Zimbabwe could save $143 million if efforts are scaled to eliminate five of the most neglected tropical diseases (NTDs), which include bilharzia and intestinal worms.
By Phyllis Mbanje
According to the Global Health Strategy, needless loss of lives will be avoided, while disability will be reduced if NTDs are eliminated.
Health and Child Care minister David Parirenyatwa last year said 57 out of the country’s 63 districts were prone to bilharzia, which, if untreated, can cause infertility and other health complications.
This follows a survey that revealed that bilharzia and intestinal worms were prevalent in many provinces.
As of 2010, Zimbabwe was affected by four of the five most common NTDs, including lymphatic filariasis (elephantiasis), schistosomiasis (bilharzia), soil-transmitted helminths (intestinal worms) and trachoma.
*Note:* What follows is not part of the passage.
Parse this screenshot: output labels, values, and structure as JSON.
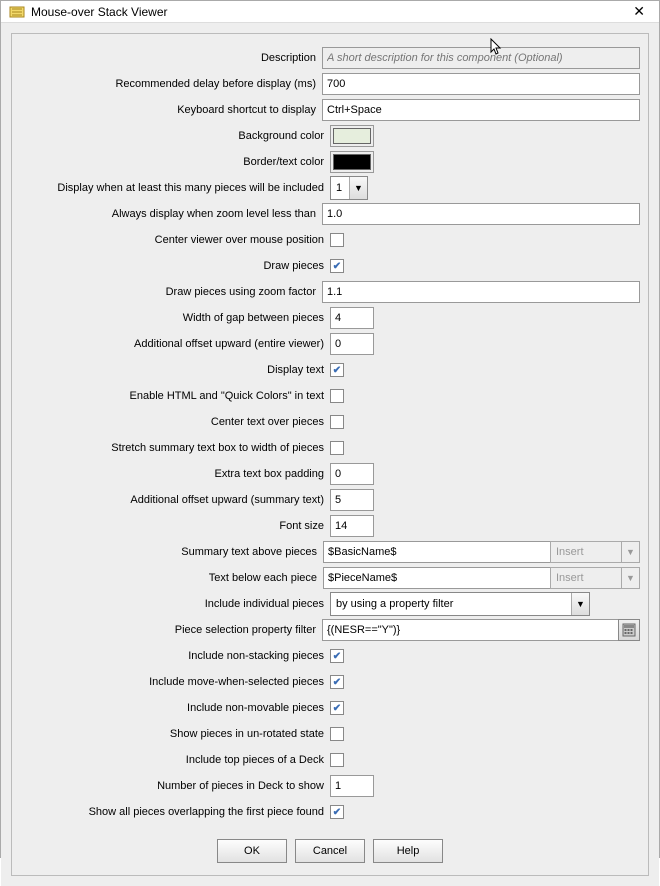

“Fortunately, however, much work is ongoing to prevent and treat NTDs in Zimbabwe and protect people against these debilitating diseases,” Global Health Strategy for East and Southern Africa communications consultant, Sarah Akinyi said. New data relased last week showed that sub-Saharan Africa could save $52 billion between 2011 and 2030 if the region meets the World Health Organisation’s (WHO) 2020 targets for controlling or eliminating the five most common NTDs.
This data, developed by Erasmus University, with support from the Bill and Melinda Gates Foundation, was released at an event hosted by the End Fund, an international philanthropic organisation, together with the World Economic Forum on Africa in Kigali, Rwanda.
“NTD control efforts offer a return on investment unparalleled in global health,” End Fund chief executive officer, Ellen Agler, said.
“Ending these debilitating diseases will help reduce poverty at all levels, from families and communities to whole nations.”
NTDs are a diverse group of parasitic and bacterial infectious diseases that are particularly prevalent in areas with limited access to safe water, proper sanitation and adequate medical services.
Sub-Saharan Africa bears over 40% of the global burden of NTDs.
The five most common NTDs — elephantiasis, onchocerciasis (river blindness), bilharzia, intestinal worms and trachoma — account for 90% of the region’s NTD burden. At least one of these diseases is present in all 47 countries of the WHO’s African region.